In a rare event that only happens about 13 times a century, Mercury will be crossing in front of the sun this morning, leaving a tiny black spot in front of the sun. The last time this happened was in 2006. Because of Mercury’s small size, you’ll need a special telescope or very high-powered binoculars with solar filters to see the event. You never want to look directly into the sun without special eyewear, so any telescope or binoculars you use will need special-coated glass or Mylar to protect against the sun. But with all the livestreams of the event available, you won’t even need to leave your computer if you don’t want to. (See photos of the event here.)
Here’s what you need to know.
When the Mercury Transit Will Occur
Mercury’s transit across the sun will begin just after 7 a.m. Eastern on Monday morning. The tiny planet will reach about midway across the sun around 10:47 a.m. Eastern and it will finish its transit around 2:47 p.m. Eastern, according to Space.com. The Eastern United States will be able to see Mercury for the entire 7+ hours. The western U.S. will be able to see the transit after sunrise, although it will already be underway at that time.
The livestream embedded at the top of this story is from Slooh.com and starts at 7 a.m. Eastern. Slooh is partnering with observatories around the world, including Dubai and the Canary Islands, to provide the best views on its livestream.
Here’s a look at where Mercury will be and at what time:
NASA Livestreams of the Mercury Transit
NASA is also providing several livestreams of its own. According to its NASA TV Schedule, the Education channel below will be showing live, raw feed from NASA’s Solar Dynamics Observatory of Mercury’s transit from 6 a.m. Eastern to 2 p.m. (On another schedule online, NASA lists the live feed as starting at 7 a.m. Eastern, so if you don’t see it at 6 a.m., check back in an hour.) You can watch that feed below:
Meanwhile, NASA’s Media channel will host live interviews with NASA scientists as they talk about Mercury’s transit, from 5 a.m. to 10:30 a.m. below. (On NASA’s website in another location, it lists the time of the interview as 6 a.m.):

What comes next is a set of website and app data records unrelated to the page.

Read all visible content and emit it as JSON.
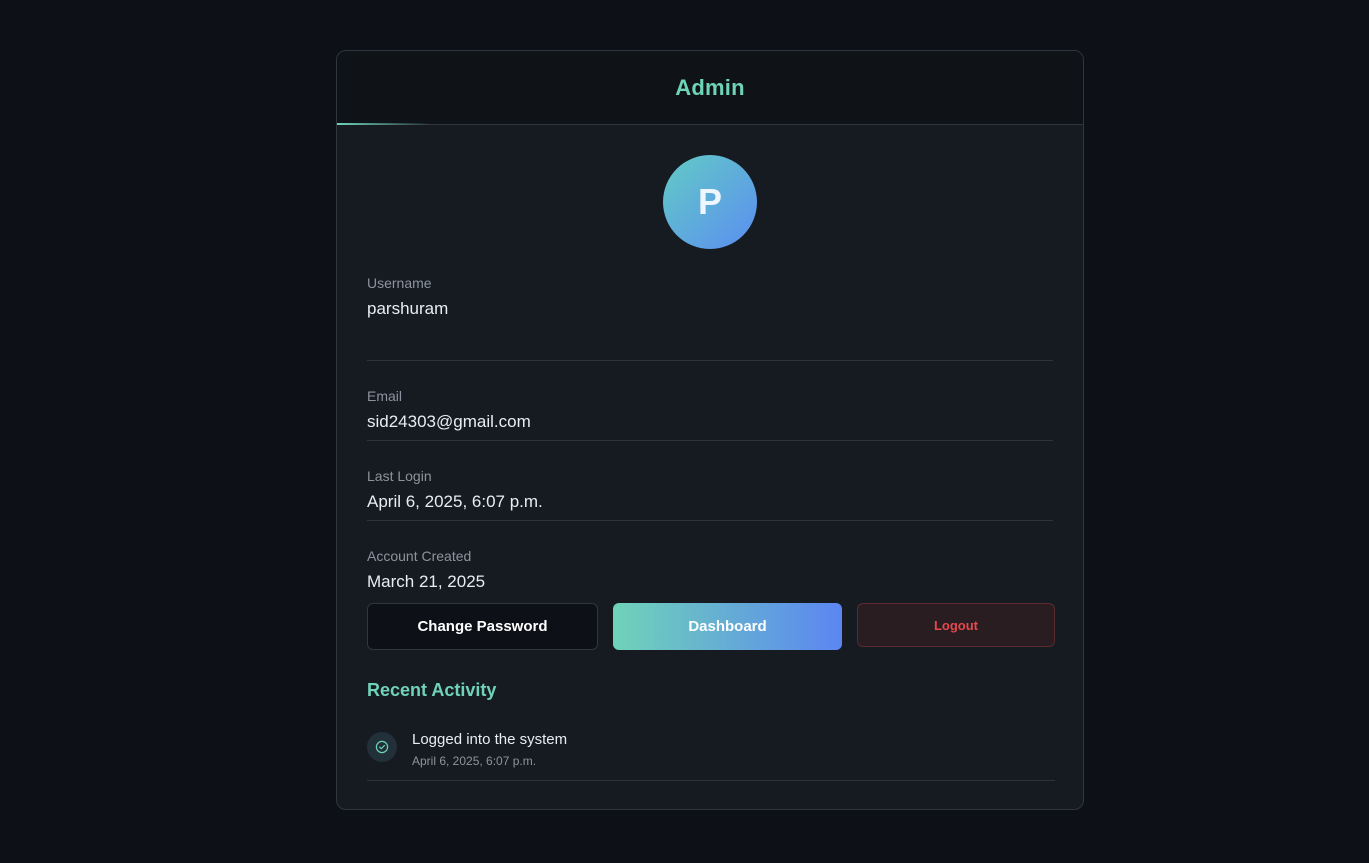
{
  "header": {
    "title": "Admin"
  },
  "profile": {
    "avatar_initial": "P",
    "fields": [
      {
        "label": "Username",
        "value": "parshuram"
      },
      {
        "label": "Email",
        "value": "sid24303@gmail.com"
      },
      {
        "label": "Last Login",
        "value": "April 6, 2025, 6:07 p.m."
      },
      {
        "label": "Account Created",
        "value": "March 21, 2025"
      }
    ]
  },
  "actions": {
    "change_password_label": "Change Password",
    "dashboard_label": "Dashboard",
    "logout_label": "Logout"
  },
  "activity": {
    "title": "Recent Activity",
    "items": [
      {
        "icon": "check-circle-icon",
        "text": "Logged into the system",
        "time": "April 6, 2025, 6:07 p.m."
      }
    ]
  },
  "colors": {
    "background": "#0d1117",
    "card": "#161b22",
    "accent": "#6fd3b8",
    "gradient_end": "#5b86f2",
    "danger": "#e5484d"
  }
}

At 10:30 a.m. Eastern, NASA will host a live panel discussion about the Mercury Transit on its Public station below:
Want to learn more about the Mercury transit? Check out NASA’s video below:
Other Mercury Transit Livestreams
If you’re interested in watching coverage of the livestream from a different country’s space agency, you can watch the European Space Agency’s coverage at this link. It starts around 12:30 p.m. Eastern.
In addition, Kirkwood Observatory at Indiana University will be hosting its own livestream starting at 11 a.m. local time, until 3 p.m. The livestream will begin at this link. If that link doesn’t work, check for a new link at this location.
MIT’s Wallace Observatory is also livestreaming its own Mercury Transit feeds at this link and below:
Sky and Telescope is hosting a livestream at this link.
To see photos of the Mercury transit, please visit:
To see photos and videos of recent tornadoes, please see:
Read more about this historic event in Spanish at AhoraMismo.com: